> EXERCISE DIRECTIONS:
Every picture stays out; everything else in the listing below is to be returned exactly.

> RECORDS TO USE:
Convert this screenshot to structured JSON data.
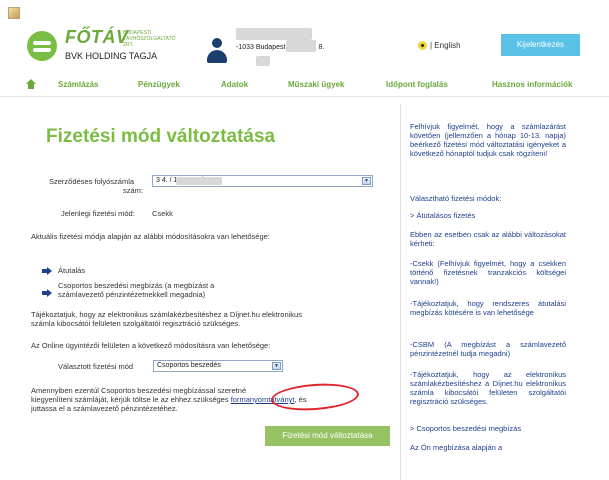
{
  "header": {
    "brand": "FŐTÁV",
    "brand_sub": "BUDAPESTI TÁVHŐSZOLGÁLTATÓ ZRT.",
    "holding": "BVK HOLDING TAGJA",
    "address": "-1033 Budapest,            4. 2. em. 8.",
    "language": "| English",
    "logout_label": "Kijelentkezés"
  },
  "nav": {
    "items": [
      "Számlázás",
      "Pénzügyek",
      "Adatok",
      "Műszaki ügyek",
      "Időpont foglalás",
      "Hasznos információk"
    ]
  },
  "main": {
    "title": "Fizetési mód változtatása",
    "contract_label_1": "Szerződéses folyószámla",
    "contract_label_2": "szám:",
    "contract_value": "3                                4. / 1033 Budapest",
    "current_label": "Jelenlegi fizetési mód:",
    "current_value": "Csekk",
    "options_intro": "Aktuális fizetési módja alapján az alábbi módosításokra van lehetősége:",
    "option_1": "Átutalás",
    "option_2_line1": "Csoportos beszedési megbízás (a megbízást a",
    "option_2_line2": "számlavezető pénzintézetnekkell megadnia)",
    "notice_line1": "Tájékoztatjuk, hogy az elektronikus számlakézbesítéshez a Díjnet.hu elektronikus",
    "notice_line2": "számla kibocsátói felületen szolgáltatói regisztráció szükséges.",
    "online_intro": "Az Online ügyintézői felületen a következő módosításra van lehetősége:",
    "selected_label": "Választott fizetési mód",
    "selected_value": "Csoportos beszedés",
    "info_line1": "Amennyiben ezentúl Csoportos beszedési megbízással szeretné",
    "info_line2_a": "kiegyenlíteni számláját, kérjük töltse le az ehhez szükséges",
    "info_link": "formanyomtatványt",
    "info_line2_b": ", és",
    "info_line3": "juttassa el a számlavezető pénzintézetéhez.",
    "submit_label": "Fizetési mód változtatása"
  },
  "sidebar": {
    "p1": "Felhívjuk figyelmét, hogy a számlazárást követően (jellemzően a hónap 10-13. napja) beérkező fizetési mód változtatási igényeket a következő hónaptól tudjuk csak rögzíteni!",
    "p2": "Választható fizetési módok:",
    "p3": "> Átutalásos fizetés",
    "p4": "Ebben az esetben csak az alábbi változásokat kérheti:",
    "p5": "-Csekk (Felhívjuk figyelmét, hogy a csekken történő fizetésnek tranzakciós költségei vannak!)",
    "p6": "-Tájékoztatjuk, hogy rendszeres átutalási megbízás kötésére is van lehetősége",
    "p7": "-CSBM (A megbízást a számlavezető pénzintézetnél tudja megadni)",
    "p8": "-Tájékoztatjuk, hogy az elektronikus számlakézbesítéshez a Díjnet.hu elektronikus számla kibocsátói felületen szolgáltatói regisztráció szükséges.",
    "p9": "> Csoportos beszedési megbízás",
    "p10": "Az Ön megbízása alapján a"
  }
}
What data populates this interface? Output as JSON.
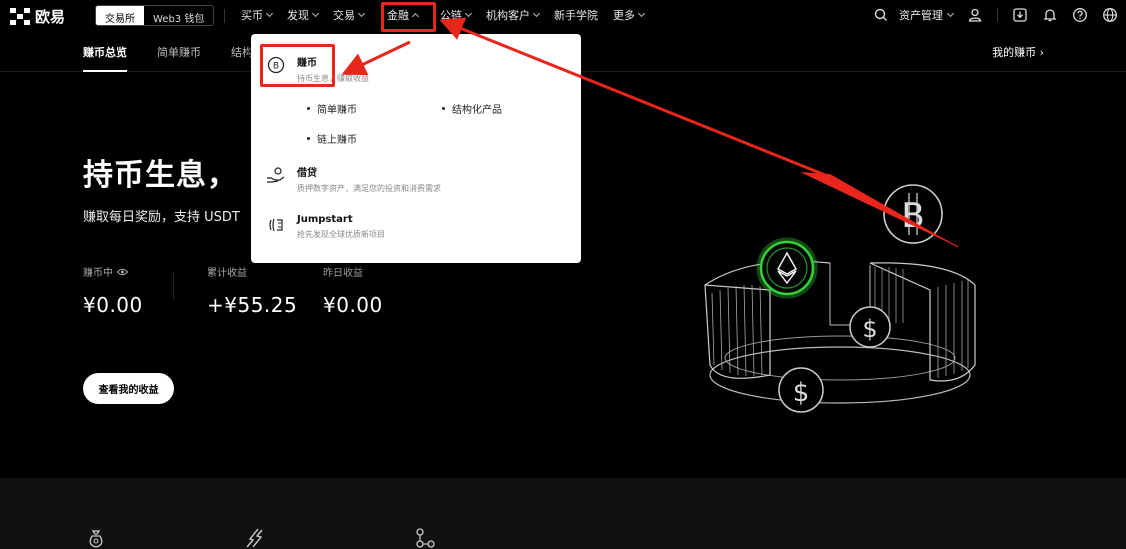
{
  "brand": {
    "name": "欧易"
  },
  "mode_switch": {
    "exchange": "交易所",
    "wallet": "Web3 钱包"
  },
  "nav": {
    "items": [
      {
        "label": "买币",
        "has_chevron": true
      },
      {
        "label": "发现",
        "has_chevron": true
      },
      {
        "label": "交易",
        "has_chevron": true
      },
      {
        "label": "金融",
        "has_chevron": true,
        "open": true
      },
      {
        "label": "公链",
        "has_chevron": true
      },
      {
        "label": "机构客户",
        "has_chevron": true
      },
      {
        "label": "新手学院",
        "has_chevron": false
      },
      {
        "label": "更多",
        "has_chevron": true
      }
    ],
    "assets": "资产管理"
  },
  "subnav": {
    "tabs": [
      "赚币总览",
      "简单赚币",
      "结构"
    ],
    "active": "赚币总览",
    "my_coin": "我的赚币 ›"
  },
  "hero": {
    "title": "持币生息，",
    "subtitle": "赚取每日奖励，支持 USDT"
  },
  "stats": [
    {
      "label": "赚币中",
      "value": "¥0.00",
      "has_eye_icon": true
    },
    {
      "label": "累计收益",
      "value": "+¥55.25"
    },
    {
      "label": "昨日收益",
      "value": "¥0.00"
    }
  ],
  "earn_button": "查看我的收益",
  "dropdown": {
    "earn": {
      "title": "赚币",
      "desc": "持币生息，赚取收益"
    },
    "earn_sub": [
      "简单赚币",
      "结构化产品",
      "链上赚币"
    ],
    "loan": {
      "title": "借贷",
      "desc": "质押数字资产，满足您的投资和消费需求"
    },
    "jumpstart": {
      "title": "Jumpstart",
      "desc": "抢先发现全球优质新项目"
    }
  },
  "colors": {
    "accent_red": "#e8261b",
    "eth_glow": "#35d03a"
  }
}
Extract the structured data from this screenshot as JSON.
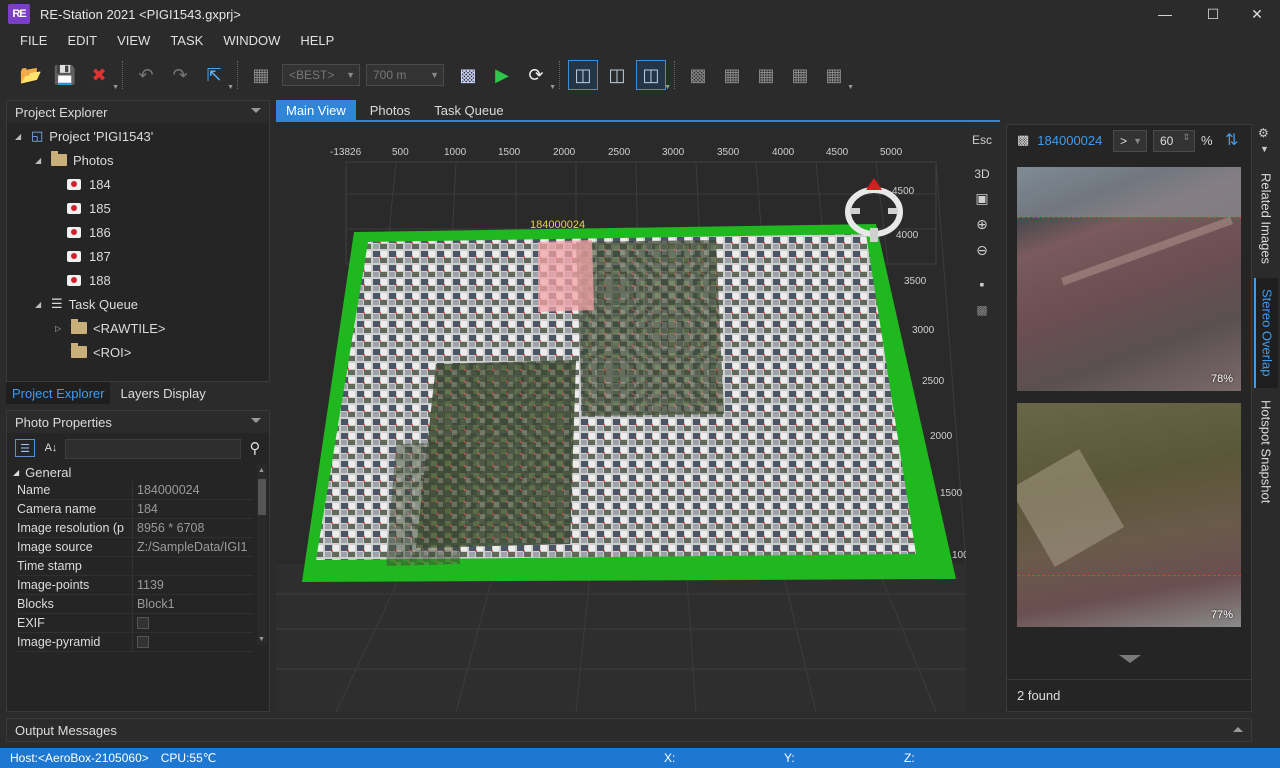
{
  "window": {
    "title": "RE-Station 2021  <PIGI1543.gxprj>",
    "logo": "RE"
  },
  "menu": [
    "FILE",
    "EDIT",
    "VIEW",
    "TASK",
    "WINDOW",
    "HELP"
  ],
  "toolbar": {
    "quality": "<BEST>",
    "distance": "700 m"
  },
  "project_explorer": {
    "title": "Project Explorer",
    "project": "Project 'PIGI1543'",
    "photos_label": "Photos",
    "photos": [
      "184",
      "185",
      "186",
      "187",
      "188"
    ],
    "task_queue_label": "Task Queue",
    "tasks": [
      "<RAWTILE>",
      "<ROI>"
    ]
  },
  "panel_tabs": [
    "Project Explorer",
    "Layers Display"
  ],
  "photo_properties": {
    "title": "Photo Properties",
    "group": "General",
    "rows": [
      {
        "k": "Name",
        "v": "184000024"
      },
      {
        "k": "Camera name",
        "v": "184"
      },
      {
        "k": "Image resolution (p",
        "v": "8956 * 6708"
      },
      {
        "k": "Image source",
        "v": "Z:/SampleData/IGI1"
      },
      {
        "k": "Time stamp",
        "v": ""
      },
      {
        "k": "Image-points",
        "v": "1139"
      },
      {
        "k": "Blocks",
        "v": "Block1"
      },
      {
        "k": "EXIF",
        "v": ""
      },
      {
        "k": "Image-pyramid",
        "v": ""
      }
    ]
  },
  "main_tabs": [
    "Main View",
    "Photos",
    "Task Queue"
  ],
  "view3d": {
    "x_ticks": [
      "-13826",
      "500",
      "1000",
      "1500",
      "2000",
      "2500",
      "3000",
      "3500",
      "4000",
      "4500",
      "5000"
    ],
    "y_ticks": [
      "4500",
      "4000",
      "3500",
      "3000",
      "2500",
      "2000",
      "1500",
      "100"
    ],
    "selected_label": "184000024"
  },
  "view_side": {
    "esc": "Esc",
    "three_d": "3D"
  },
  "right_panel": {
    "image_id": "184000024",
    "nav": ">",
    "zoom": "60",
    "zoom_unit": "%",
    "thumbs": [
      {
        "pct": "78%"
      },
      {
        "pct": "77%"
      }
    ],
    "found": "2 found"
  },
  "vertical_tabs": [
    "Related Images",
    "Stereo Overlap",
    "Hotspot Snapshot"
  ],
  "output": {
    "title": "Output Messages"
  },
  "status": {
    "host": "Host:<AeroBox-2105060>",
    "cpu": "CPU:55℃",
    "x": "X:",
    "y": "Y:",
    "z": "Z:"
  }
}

> ANSWER:
Convert this screenshot to structured JSON data.
{
  "header": {
    "brand": "FŐTÁV",
    "brand_sub": "BUDAPESTI TÁVHŐSZOLGÁLTATÓ ZRT.",
    "holding": "BVK HOLDING TAGJA",
    "address": "-1033 Budapest,            4. 2. em. 8.",
    "language": "| English",
    "logout_label": "Kijelentkezés"
  },
  "nav": {
    "items": [
      "Számlázás",
      "Pénzügyek",
      "Adatok",
      "Műszaki ügyek",
      "Időpont foglalás",
      "Hasznos információk"
    ]
  },
  "main": {
    "title": "Fizetési mód változtatása",
    "contract_label_1": "Szerződéses folyószámla",
    "contract_label_2": "szám:",
    "contract_value": "3                                4. / 1033 Budapest",
    "current_label": "Jelenlegi fizetési mód:",
    "current_value": "Csekk",
    "options_intro": "Aktuális fizetési módja alapján az alábbi módosításokra van lehetősége:",
    "option_1": "Átutalás",
    "option_2_line1": "Csoportos beszedési megbízás (a megbízást a",
    "option_2_line2": "számlavezető pénzintézetnekkell megadnia)",
    "notice_line1": "Tájékoztatjuk, hogy az elektronikus számlakézbesítéshez a Díjnet.hu elektronikus",
    "notice_line2": "számla kibocsátói felületen szolgáltatói regisztráció szükséges.",
    "online_intro": "Az Online ügyintézői felületen a következő módosításra van lehetősége:",
    "selected_label": "Választott fizetési mód",
    "selected_value": "Csoportos beszedés",
    "info_line1": "Amennyiben ezentúl Csoportos beszedési megbízással szeretné",
    "info_line2_a": "kiegyenlíteni számláját, kérjük töltse le az ehhez szükséges",
    "info_link": "formanyomtatványt",
    "info_line2_b": ", és",
    "info_line3": "juttassa el a számlavezető pénzintézetéhez.",
    "submit_label": "Fizetési mód változtatása"
  },
  "sidebar": {
    "p1": "Felhívjuk figyelmét, hogy a számlazárást követően (jellemzően a hónap 10-13. napja) beérkező fizetési mód változtatási igényeket a következő hónaptól tudjuk csak rögzíteni!",
    "p2": "Választható fizetési módok:",
    "p3": "> Átutalásos fizetés",
    "p4": "Ebben az esetben csak az alábbi változásokat kérheti:",
    "p5": "-Csekk (Felhívjuk figyelmét, hogy a csekken történő fizetésnek tranzakciós költségei vannak!)",
    "p6": "-Tájékoztatjuk, hogy rendszeres átutalási megbízás kötésére is van lehetősége",
    "p7": "-CSBM (A megbízást a számlavezető pénzintézetnél tudja megadni)",
    "p8": "-Tájékoztatjuk, hogy az elektronikus számlakézbesítéshez a Díjnet.hu elektronikus számla kibocsátói felületen szolgáltatói regisztráció szükséges.",
    "p9": "> Csoportos beszedési megbízás",
    "p10": "Az Ön megbízása alapján a"
  }
}
What data populates this interface? Output as JSON.
{
  "brand": {
    "name": "欧易"
  },
  "mode_switch": {
    "exchange": "交易所",
    "wallet": "Web3 钱包"
  },
  "nav": {
    "items": [
      {
        "label": "买币",
        "has_chevron": true
      },
      {
        "label": "发现",
        "has_chevron": true
      },
      {
        "label": "交易",
        "has_chevron": true
      },
      {
        "label": "金融",
        "has_chevron": true,
        "open": true
      },
      {
        "label": "公链",
        "has_chevron": true
      },
      {
        "label": "机构客户",
        "has_chevron": true
      },
      {
        "label": "新手学院",
        "has_chevron": false
      },
      {
        "label": "更多",
        "has_chevron": true
      }
    ],
    "assets": "资产管理"
  },
  "subnav": {
    "tabs": [
      "赚币总览",
      "简单赚币",
      "结构"
    ],
    "active": "赚币总览",
    "my_coin": "我的赚币 ›"
  },
  "hero": {
    "title": "持币生息，",
    "subtitle": "赚取每日奖励，支持 USDT"
  },
  "stats": [
    {
      "label": "赚币中",
      "value": "¥0.00",
      "has_eye_icon": true
    },
    {
      "label": "累计收益",
      "value": "+¥55.25"
    },
    {
      "label": "昨日收益",
      "value": "¥0.00"
    }
  ],
  "earn_button": "查看我的收益",
  "dropdown": {
    "earn": {
      "title": "赚币",
      "desc": "持币生息，赚取收益"
    },
    "earn_sub": [
      "简单赚币",
      "结构化产品",
      "链上赚币"
    ],
    "loan": {
      "title": "借贷",
      "desc": "质押数字资产，满足您的投资和消费需求"
    },
    "jumpstart": {
      "title": "Jumpstart",
      "desc": "抢先发现全球优质新项目"
    }
  },
  "colors": {
    "accent_red": "#e8261b",
    "eth_glow": "#35d03a"
  }
}
Extract the structured data from this screenshot as JSON.
{
  "window": {
    "title": "RE-Station 2021  <PIGI1543.gxprj>",
    "logo": "RE"
  },
  "menu": [
    "FILE",
    "EDIT",
    "VIEW",
    "TASK",
    "WINDOW",
    "HELP"
  ],
  "toolbar": {
    "quality": "<BEST>",
    "distance": "700 m"
  },
  "project_explorer": {
    "title": "Project Explorer",
    "project": "Project 'PIGI1543'",
    "photos_label": "Photos",
    "photos": [
      "184",
      "185",
      "186",
      "187",
      "188"
    ],
    "task_queue_label": "Task Queue",
    "tasks": [
      "<RAWTILE>",
      "<ROI>"
    ]
  },
  "panel_tabs": [
    "Project Explorer",
    "Layers Display"
  ],
  "photo_properties": {
    "title": "Photo Properties",
    "group": "General",
    "rows": [
      {
        "k": "Name",
        "v": "184000024"
      },
      {
        "k": "Camera name",
        "v": "184"
      },
      {
        "k": "Image resolution (p",
        "v": "8956 * 6708"
      },
      {
        "k": "Image source",
        "v": "Z:/SampleData/IGI1"
      },
      {
        "k": "Time stamp",
        "v": ""
      },
      {
        "k": "Image-points",
        "v": "1139"
      },
      {
        "k": "Blocks",
        "v": "Block1"
      },
      {
        "k": "EXIF",
        "v": ""
      },
      {
        "k": "Image-pyramid",
        "v": ""
      }
    ]
  },
  "main_tabs": [
    "Main View",
    "Photos",
    "Task Queue"
  ],
  "view3d": {
    "x_ticks": [
      "-13826",
      "500",
      "1000",
      "1500",
      "2000",
      "2500",
      "3000",
      "3500",
      "4000",
      "4500",
      "5000"
    ],
    "y_ticks": [
      "4500",
      "4000",
      "3500",
      "3000",
      "2500",
      "2000",
      "1500",
      "100"
    ],
    "selected_label": "184000024"
  },
  "view_side": {
    "esc": "Esc",
    "three_d": "3D"
  },
  "right_panel": {
    "image_id": "184000024",
    "nav": ">",
    "zoom": "60",
    "zoom_unit": "%",
    "thumbs": [
      {
        "pct": "78%"
      },
      {
        "pct": "77%"
      }
    ],
    "found": "2 found"
  },
  "vertical_tabs": [
    "Related Images",
    "Stereo Overlap",
    "Hotspot Snapshot"
  ],
  "output": {
    "title": "Output Messages"
  },
  "status": {
    "host": "Host:<AeroBox-2105060>",
    "cpu": "CPU:55℃",
    "x": "X:",
    "y": "Y:",
    "z": "Z:"
  }
}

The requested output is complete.